PUWER (Provision and Use of Work Equipment Regulations 1998) covers the safety of work equipment involving pallets and the use of them. The Management of Health and Safety at Work Regulations 1999 is also applicable. These regulations cover the hazards and risks of using pallets in the work place. Pallets consist of a flat platform that are used with forklift trucks or other transportation means. They are used to transport goods between distances and to stack at height.
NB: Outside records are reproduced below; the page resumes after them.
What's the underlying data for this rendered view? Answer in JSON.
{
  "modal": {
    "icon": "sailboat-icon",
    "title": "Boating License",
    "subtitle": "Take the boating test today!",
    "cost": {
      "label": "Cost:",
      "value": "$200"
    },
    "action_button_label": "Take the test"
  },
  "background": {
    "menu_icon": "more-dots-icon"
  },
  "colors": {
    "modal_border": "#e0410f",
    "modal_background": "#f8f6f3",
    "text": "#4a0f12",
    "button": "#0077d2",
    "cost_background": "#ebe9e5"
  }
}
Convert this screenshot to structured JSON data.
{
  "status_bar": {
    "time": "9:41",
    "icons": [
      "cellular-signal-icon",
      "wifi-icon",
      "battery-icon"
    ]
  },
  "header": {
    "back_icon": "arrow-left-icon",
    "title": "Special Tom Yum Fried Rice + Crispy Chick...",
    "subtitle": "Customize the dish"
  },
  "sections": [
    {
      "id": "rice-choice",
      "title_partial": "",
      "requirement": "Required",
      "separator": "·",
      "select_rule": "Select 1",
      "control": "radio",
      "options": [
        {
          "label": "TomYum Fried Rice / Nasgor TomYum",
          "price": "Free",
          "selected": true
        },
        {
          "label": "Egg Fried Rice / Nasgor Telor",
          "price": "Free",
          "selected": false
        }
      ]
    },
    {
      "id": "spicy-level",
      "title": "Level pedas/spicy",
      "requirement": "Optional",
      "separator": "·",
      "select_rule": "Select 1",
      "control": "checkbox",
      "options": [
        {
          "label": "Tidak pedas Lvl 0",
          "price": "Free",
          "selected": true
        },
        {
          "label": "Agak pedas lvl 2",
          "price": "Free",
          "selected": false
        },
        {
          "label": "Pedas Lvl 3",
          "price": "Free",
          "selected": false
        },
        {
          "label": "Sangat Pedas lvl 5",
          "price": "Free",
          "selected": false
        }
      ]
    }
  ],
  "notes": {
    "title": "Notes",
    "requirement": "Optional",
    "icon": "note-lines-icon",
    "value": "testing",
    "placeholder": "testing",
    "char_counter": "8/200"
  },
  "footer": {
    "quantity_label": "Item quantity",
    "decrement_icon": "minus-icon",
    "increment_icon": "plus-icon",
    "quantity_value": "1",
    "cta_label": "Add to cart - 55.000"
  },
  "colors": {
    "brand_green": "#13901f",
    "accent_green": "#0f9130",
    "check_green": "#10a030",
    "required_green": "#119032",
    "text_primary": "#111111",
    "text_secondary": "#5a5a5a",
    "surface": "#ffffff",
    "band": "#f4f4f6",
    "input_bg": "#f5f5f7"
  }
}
Incorrect use of pallets and falling pallets can cause many accidents in warehouses and storage facilities. Different pallets need to be used for different loads. For example, pallets used for carrying boxes of pens will be different from pallets needed for carrying heavy electrical equipment. Considerations should be given to the pallet load, i.e will it be liquid, solid or powder. Considerations should be given to the type of restraints used, pallet stacking, the pallet climate (i.e. in a cold warehouse or a hot house) and what the pallet is made out of. Pallets can be moved in different ways, i.e by forklift, cranes, automated equipment and bar slings – these all need to be risk assessed. Pallets need to be properly maintained. Re-usable pallets should be marked as such. Pallets should not be dragged along the ground as this can result in fraying and fatigue cracks. When goods are unloaded from one level to another, and there is a risk of injury, so forklift operators should be protected.
Pallets can be made out of different materials, i.e. wood, plastic, pressed wood, corrugated cardboard, and metal. Wooden pallets should be fastened at each end with two or more nails. The wood should not be rotting or fraying apart. Plastic pallets can be susceptible to brittle fracture in cold environments. They should be checked so that they are not distorted by heat or cold temperatures or chemical environments. Pressed wood and corrugated cardboard pallets should not have signs of water retention or flaking. Metal pallets should not be corroded or damaged in any way.
Pallets handled by a crane should only be fitted by a suitable attachment. Forklift operators should ensure that the forks are spaced so that maximum support is given to the pallet. Both pedestrians and moving vehicles (i.e forklifts) in a warehouse need to be able to move freely. Warehouses should be designed to reduce the risks from reversing vehicles and driveways should be clear. General health and safety should be clearly communicated for all in these kinds of work environments.
Forklifts out of control!!!